I agree with all of the above, but how long does one have to wait? Have you ever seen a bidder drop out? It's interesting to me that we all seem to agree that no one should spend more than a certain amount to get a customer, but no one has said that they have let the bidding go crazy for X months, and have the others drop out.
Maybe Overture's new auto-bid system is what will work for us here. I decide that $.50 is all I want to spend. I set my bid there, and allow everyone else to outbid me. Maybe in a year or two, they will go away...maybe.
Amazon started with no inventory, look at them now.
True. But more accurately, they had no inventory, and a few million $ in venture capital money. ;)
everyone wants 2nd and 3rd. 4th seems to get you shown very little.
Excessive max bidders often find me a penny under them + me and friends very busy on the keywords! (not very ethical?)But they have such huge budgets they don't get the hint!
What I'd like to know is this. In most industries you have serious critical mass/volume and it generates a healthy discount or favourable payment terms. Would eBay or other large advertisers get a significant cost reduction because of this large inventory and even larger monthly bill ?
They can have lower bid prices and lower rankings because they can generate listings if no other advertisers are in that position.
They all said, in as clear a language as you could ever want to hear, that they don't and have no plans to offer anyone volume discounts. In fact, they said it would undermine their entire business model.
Other PPC services may offer volume discounts, but I've been going on the assumption that these Overture folks were telling us the totally straight truth.
I also agree that these listings do take away from the results and I think that overture would rather not deal with these small bid prices for higher volumes. I refer to those listings as SPAM listings. Mainly because they are catch all phrases. Most of the time these backfill results are bid into search engines at a penny or less. Its really just a way to generate revenue from keywords that normally do not provide paid listings.

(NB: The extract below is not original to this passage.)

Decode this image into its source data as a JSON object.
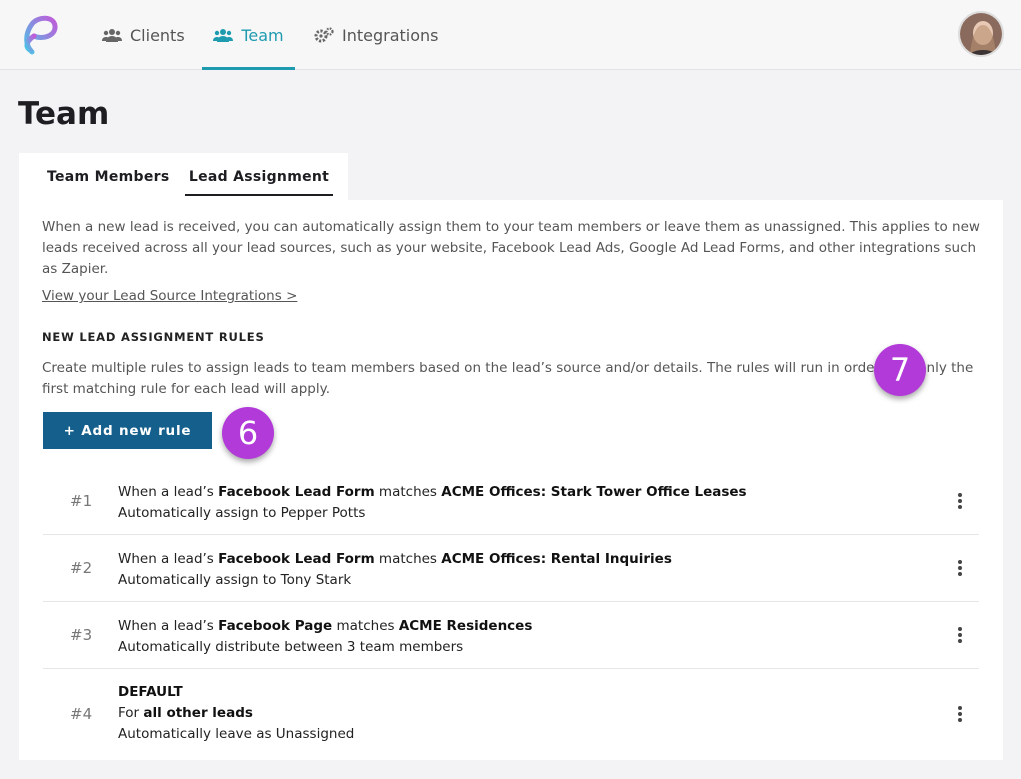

I understand what you are saying with the backfill thing, but I was more curious on the editorial standards. All of the PPC providers, quite rightly, are trying to adhere to strict editorial standards, but often we hear of advertisers getting their ad canned because of relevancy. I wanted to know if there were double standards or if we all were on the same song sheet.
I notice Google and Espotting are advertisers on their own inventory, and didn't know how that sat with others ? Personally, I'd like to see them use different methods to promote, but I suppose it's a bit like a Audi salesman driving to work in a BMW, wouldn't look good (because they won't be endorsing the product, not because one is better than the other).
Sometimes those "fill in the blank" listings say very absurd things that no editor would ever let past, and the click-through page can also be "off" from the search term. But they still pay the going rate IF they get a click.